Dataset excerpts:
+++
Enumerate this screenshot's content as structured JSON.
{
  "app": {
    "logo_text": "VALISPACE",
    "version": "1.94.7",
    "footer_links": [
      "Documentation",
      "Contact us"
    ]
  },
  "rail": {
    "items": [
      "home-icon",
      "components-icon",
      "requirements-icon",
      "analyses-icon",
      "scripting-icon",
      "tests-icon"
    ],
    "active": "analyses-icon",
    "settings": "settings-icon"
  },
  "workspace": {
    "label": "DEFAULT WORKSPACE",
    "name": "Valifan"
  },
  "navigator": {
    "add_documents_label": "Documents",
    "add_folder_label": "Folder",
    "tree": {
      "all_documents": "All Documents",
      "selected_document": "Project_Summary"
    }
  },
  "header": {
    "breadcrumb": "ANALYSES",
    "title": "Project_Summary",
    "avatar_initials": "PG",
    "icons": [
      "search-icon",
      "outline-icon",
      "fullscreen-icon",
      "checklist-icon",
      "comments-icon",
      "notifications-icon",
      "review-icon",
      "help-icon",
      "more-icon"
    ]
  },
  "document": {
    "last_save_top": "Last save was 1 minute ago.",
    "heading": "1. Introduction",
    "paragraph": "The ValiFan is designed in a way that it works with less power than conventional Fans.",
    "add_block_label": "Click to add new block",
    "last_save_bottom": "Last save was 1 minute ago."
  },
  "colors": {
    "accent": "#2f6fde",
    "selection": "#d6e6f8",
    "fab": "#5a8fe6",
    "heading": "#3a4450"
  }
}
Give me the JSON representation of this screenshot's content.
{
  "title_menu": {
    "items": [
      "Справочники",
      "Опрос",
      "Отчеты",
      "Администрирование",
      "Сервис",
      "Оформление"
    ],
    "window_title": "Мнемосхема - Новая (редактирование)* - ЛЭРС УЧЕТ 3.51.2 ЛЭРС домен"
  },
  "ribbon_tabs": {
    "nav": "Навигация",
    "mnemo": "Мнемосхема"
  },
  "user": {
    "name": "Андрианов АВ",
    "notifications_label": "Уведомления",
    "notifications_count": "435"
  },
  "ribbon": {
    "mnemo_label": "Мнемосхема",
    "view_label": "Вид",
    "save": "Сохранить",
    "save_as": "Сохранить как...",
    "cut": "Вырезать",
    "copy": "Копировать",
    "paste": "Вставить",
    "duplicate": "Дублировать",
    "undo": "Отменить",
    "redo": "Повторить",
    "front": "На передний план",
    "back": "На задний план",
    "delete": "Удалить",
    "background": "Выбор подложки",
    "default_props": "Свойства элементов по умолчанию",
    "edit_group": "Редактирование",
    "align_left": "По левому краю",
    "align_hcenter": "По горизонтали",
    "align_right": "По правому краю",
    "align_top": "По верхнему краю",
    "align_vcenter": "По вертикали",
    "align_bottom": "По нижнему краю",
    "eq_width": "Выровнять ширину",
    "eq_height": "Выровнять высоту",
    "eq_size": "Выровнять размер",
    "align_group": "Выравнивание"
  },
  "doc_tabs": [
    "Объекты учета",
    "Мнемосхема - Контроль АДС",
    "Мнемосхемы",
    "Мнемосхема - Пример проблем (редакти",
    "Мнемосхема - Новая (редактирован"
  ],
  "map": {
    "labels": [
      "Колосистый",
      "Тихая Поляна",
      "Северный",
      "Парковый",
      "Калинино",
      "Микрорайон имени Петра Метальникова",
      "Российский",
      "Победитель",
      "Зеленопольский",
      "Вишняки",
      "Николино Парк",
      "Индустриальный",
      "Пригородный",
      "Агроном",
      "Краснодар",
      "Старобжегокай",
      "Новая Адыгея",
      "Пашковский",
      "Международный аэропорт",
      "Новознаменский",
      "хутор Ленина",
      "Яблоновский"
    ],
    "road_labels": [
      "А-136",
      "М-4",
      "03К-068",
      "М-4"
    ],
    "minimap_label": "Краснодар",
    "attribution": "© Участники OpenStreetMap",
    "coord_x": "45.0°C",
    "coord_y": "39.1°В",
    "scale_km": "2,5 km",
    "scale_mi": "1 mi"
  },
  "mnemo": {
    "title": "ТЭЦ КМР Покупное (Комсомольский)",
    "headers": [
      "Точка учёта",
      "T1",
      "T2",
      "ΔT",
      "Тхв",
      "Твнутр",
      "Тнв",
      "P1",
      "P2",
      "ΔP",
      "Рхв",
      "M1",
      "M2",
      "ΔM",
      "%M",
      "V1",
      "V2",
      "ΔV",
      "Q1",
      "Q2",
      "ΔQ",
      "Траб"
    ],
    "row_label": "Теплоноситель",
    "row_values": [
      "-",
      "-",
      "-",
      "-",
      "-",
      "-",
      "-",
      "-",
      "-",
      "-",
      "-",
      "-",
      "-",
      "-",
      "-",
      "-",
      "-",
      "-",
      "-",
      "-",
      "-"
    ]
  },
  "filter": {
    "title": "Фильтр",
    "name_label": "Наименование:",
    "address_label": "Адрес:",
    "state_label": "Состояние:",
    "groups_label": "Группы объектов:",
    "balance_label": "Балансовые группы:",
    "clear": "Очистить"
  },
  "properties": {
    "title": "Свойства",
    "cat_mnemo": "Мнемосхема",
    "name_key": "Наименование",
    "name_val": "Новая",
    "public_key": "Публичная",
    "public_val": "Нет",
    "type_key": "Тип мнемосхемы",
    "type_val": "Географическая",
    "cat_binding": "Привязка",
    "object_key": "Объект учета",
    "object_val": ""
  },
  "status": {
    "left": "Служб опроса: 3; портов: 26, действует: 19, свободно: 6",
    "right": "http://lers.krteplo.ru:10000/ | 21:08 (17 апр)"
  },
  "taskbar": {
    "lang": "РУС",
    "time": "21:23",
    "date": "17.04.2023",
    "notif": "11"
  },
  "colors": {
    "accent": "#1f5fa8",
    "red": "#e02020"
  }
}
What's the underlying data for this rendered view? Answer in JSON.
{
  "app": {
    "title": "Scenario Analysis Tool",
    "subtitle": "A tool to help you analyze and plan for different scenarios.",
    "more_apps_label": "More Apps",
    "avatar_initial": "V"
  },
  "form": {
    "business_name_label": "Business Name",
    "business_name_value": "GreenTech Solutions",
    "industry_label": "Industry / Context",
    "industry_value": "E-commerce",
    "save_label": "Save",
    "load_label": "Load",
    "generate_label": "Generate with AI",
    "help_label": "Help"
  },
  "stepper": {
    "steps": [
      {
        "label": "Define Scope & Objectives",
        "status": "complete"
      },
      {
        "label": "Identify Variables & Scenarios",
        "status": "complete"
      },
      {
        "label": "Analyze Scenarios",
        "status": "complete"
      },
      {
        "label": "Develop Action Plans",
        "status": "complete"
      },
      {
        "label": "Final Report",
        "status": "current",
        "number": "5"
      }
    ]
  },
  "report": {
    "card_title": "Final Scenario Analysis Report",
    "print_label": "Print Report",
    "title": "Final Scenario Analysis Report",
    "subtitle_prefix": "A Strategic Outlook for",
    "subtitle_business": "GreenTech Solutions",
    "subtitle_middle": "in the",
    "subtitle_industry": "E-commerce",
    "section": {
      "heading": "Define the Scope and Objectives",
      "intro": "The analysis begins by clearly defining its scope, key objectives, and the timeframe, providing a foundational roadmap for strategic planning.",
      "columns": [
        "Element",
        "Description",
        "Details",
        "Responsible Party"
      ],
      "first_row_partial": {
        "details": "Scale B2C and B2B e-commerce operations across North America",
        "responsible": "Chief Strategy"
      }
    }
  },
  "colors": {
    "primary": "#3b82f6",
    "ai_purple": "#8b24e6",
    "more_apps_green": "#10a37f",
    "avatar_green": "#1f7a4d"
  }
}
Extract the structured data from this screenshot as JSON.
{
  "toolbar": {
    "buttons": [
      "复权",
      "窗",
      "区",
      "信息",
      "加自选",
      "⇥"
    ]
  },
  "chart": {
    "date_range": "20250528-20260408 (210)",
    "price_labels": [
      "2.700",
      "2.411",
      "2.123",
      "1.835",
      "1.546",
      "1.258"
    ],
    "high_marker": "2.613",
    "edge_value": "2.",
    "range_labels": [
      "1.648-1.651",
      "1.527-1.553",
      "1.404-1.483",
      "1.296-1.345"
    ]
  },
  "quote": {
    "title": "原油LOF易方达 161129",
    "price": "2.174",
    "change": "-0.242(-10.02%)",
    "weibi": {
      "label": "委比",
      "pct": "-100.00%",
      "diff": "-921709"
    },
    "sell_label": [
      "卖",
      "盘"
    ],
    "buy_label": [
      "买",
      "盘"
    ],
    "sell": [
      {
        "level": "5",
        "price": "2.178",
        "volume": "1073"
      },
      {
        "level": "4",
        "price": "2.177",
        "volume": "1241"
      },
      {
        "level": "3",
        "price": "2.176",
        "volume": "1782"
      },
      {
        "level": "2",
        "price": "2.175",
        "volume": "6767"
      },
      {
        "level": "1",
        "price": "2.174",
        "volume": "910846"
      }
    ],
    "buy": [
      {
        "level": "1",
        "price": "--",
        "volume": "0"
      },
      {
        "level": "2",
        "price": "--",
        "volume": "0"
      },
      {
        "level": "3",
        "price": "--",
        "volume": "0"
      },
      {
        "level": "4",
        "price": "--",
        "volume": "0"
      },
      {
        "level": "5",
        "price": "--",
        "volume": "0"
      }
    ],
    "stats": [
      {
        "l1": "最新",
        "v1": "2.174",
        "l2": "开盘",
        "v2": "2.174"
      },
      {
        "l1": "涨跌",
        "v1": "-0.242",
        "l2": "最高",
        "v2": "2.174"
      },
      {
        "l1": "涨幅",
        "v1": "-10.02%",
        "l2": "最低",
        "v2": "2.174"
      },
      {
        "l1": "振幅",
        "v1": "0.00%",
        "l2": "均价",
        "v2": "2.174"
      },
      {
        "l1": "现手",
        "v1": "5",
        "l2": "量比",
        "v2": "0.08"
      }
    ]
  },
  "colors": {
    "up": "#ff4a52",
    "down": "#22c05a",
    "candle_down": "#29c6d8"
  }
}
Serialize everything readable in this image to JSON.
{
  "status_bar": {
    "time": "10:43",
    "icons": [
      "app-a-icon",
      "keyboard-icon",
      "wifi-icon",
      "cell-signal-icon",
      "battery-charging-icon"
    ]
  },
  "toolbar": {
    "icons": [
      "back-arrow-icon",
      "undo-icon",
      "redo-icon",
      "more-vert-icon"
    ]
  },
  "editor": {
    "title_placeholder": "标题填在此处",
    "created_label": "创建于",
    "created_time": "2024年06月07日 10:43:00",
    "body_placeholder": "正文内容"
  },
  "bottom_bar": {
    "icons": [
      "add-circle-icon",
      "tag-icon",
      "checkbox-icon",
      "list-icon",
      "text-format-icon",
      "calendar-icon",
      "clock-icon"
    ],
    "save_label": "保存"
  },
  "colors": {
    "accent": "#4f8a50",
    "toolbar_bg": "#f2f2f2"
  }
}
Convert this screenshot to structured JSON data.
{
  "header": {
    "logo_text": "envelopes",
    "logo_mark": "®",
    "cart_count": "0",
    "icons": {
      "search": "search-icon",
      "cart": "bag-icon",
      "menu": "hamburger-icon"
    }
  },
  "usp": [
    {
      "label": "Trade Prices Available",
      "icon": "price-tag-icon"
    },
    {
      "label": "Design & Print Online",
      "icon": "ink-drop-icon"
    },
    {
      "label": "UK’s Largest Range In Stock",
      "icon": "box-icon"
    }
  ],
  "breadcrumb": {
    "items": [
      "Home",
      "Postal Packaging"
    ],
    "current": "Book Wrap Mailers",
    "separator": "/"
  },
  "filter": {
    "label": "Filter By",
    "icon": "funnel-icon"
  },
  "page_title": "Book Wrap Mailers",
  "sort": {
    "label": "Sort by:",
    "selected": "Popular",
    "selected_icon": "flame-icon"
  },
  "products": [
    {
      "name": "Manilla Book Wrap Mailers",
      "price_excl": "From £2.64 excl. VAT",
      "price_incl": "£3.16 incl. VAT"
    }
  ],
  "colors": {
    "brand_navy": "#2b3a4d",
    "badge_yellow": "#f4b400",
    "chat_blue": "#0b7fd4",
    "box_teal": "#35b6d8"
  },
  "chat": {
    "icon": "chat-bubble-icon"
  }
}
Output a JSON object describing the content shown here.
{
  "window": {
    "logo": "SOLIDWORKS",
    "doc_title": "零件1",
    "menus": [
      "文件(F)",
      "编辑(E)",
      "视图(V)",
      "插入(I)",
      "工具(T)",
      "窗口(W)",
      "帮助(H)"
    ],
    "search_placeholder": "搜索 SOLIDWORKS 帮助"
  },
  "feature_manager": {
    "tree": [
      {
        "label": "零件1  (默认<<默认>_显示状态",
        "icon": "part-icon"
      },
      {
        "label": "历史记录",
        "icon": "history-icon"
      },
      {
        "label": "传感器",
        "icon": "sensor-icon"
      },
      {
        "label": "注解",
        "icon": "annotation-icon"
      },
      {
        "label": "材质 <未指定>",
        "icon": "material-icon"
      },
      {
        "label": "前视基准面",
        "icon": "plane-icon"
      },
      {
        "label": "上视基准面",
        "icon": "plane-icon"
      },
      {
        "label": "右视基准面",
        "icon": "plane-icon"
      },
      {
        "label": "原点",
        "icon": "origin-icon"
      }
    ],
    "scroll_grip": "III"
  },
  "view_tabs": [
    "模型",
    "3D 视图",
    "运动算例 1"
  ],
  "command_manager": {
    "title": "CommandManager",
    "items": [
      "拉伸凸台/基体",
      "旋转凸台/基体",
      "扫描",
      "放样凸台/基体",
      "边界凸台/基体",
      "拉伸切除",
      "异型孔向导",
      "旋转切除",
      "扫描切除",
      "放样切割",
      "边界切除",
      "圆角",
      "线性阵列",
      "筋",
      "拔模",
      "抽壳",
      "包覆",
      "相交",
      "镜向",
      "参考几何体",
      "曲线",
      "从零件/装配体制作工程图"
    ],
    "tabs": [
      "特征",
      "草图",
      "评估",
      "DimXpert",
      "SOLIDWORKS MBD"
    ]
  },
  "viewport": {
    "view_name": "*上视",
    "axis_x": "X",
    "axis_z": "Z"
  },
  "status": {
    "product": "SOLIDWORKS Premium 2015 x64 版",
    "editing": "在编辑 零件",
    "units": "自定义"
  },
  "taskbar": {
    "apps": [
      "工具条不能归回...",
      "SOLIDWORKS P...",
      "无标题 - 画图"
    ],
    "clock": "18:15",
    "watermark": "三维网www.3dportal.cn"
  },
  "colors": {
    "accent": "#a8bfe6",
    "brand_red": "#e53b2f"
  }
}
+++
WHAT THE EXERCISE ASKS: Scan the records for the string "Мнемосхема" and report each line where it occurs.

SOLUTION FOR THIS PROBLEM:
    "window_title": "Мнемосхема - Новая (редактирование)* - ЛЭРС УЧЕТ 3.51.2 ЛЭРС домен"
    "mnemo": "Мнемосхема"
    "mnemo_label": "Мнемосхема",
    "Мнемосхема - Контроль АДС",
    "Мнемосхема - Пример проблем (редакти",
    "Мнемосхема - Новая (редактирован"
    "cat_mnemo": "Мнемосхема",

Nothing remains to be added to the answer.